- Using the Types of Work wheel in this way also kept the language of the TMS models alive and helped the group follow through on their off-site work commitments.
- After experimenting within their own group, the learning consultants put together an online mini-course describing the concept for their business unit clients
Case 3: Behavioral Interviewing
Several job openings were coming up due to attrition, growth and family leave. The team leader was aware of the overall TMP team profile with a heavy concentration on the East Wheel preferences. Also noted was the tendency for preference ‘clusters’ within the sub-teams.
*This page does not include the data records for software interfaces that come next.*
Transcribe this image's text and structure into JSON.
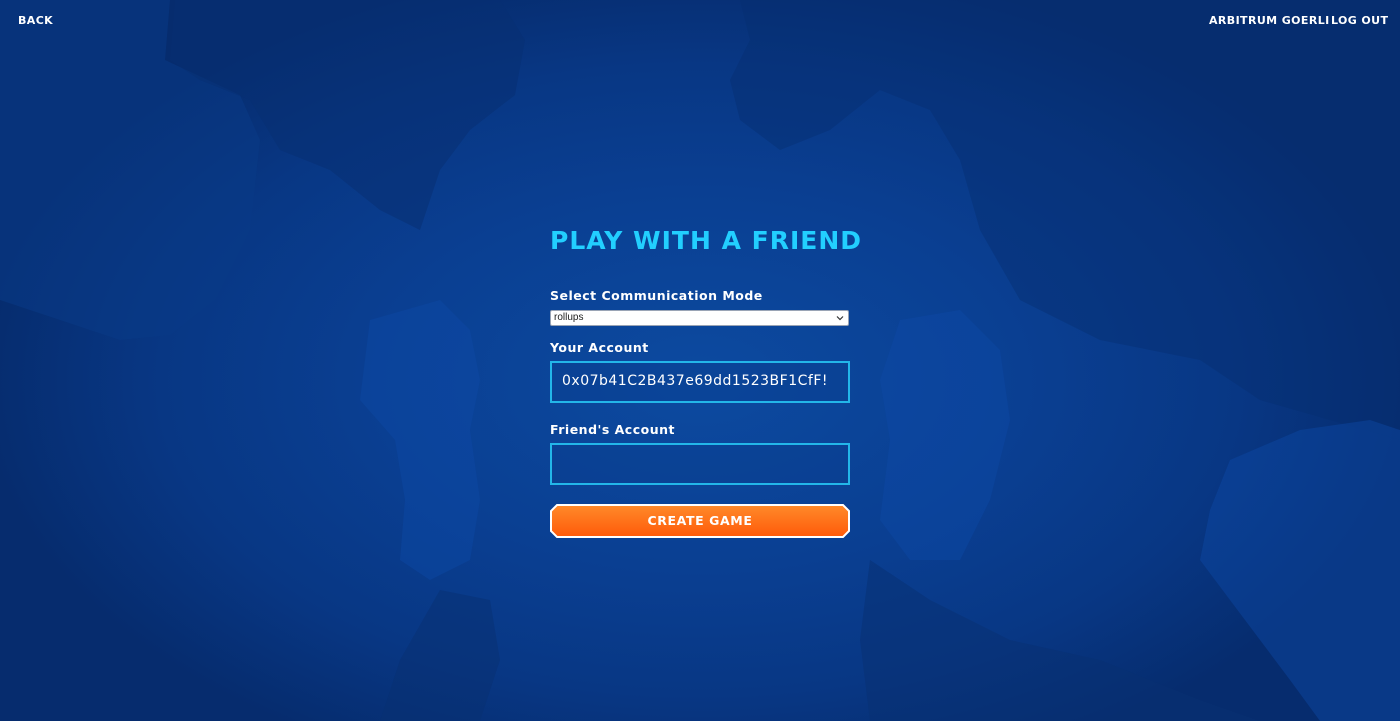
{
  "header": {
    "back_label": "BACK",
    "network_label": "ARBITRUM GOERLI",
    "logout_label": "LOG OUT"
  },
  "panel": {
    "title": "PLAY WITH A FRIEND",
    "mode_label": "Select Communication Mode",
    "mode_selected": "rollups",
    "account_label": "Your Account",
    "account_value": "0x07b41C2B437e69dd1523BF1CfF!",
    "friend_label": "Friend's Account",
    "friend_value": "",
    "create_button_label": "CREATE GAME"
  },
  "theme": {
    "title_color": "#22cfff",
    "field_border_color": "#23b6e9",
    "button_color": "#ff6a13",
    "background_color": "#0a3f92"
  },
  "icons": {
    "select_arrow": "chevron-down-icon"
  }
}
Everyone had agreed that their specific sub-group risked group think – particularly in times of pressure. As the TMP questionnaire identified preference only, it was understood that the tool could not be used as a screening device. However, going back to both the Types of Work model and the four measures of work preference, they decided to incorporate behavioral interview questions that would help them recruit people with south-west wheel skills and experience. Focusing initially on the work functions of Inspecting, Maintaining, Advising as well as the work measures of introverted approach to relationship, beliefs-based approach to decision making and a flexible approach to organization, they developed some generic behavioral interviewing questions to seek out the specific skills and capabilities associated with these areas.
The process of developing this approach was highly informative to the group:
- They recognized their prior tendency to hire people like themselves and the challenge that would be presented if indeed they began recruiting individuals who would be more likely to challenge the status quo.
- They also recognized they had had a fairly strong bias toward the extrovert – a bias that was reflected in their entire recruitment/hiring/on-boarding process. They wondered whether they might have screened out some excellent candidates because of this and began working to modify their interviewing process.
- After working on the initial questions, they carried on to develop an inventory of questions associated with each function.
- An unintentional benefit was the impact this process had on clearer role descriptions.
- The group began to consider using the Types of Work profile (a multi-rater job analysis questionnaire based on the Types of Work model) to formalize a means to ensure role clarity and align job expectations as well as to inform the performance management process.